**Directions**
The answer is a number and nothing else: the count of lines in these entries containing the word "selected".

Dataset rows for apps and sites
***
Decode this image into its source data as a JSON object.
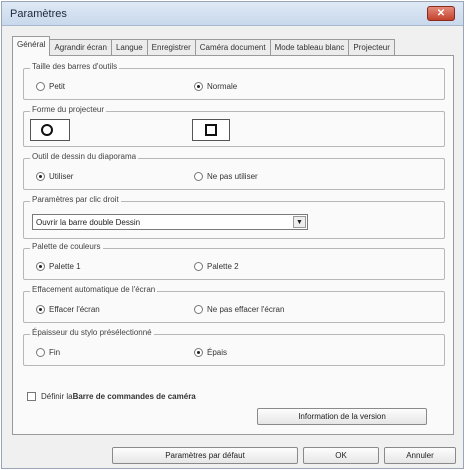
{
  "window": {
    "title": "Paramètres",
    "close_label": "✕"
  },
  "tabs": [
    {
      "label": "Général"
    },
    {
      "label": "Agrandir écran"
    },
    {
      "label": "Langue"
    },
    {
      "label": "Enregistrer"
    },
    {
      "label": "Caméra document"
    },
    {
      "label": "Mode tableau blanc"
    },
    {
      "label": "Projecteur"
    }
  ],
  "groups": {
    "toolbar_size": {
      "legend": "Taille des barres d'outils",
      "options": [
        "Petit",
        "Normale"
      ],
      "selected": "Normale"
    },
    "projector_shape": {
      "legend": "Forme du projecteur"
    },
    "slideshow_tool": {
      "legend": "Outil de dessin du diaporama",
      "options": [
        "Utiliser",
        "Ne pas utiliser"
      ],
      "selected": "Utiliser"
    },
    "right_click": {
      "legend": "Paramètres par clic droit",
      "select_value": "Ouvrir la barre double Dessin"
    },
    "color_palette": {
      "legend": "Palette de couleurs",
      "options": [
        "Palette 1",
        "Palette 2"
      ],
      "selected": "Palette 1"
    },
    "auto_clear": {
      "legend": "Effacement automatique de l'écran",
      "options": [
        "Effacer l'écran",
        "Ne pas effacer l'écran"
      ],
      "selected": "Effacer l'écran"
    },
    "pen_thickness": {
      "legend": "Épaisseur du stylo présélectionné",
      "options": [
        "Fin",
        "Épais"
      ],
      "selected": "Épais"
    }
  },
  "camera_toolbar": {
    "prefix": "Définir la ",
    "bold": "Barre de commandes de caméra",
    "checked": false
  },
  "buttons": {
    "version_info": "Information de la version",
    "defaults": "Paramètres par défaut",
    "ok": "OK",
    "cancel": "Annuler"
  }
}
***
**Reply to the task**
5